• [Required work]: Look through the data below and work out how many lines contain the string "value". Give the number alone.

[Excerpts from an interface dataset]
┌──
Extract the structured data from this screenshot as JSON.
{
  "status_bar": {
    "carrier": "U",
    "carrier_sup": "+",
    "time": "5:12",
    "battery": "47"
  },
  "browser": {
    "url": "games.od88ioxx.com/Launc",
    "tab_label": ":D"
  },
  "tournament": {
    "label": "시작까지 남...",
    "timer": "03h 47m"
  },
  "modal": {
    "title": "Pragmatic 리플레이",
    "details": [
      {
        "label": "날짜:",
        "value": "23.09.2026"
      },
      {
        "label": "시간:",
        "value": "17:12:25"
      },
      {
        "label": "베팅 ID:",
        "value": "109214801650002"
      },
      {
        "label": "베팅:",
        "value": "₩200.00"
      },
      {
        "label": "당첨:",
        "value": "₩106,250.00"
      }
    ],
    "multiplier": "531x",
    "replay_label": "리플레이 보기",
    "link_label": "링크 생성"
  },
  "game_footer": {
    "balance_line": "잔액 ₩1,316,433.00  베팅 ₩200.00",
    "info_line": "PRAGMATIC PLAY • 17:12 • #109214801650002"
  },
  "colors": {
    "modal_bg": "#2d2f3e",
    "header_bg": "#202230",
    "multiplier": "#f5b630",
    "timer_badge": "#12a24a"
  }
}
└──
• [Reply to the exercise]: 5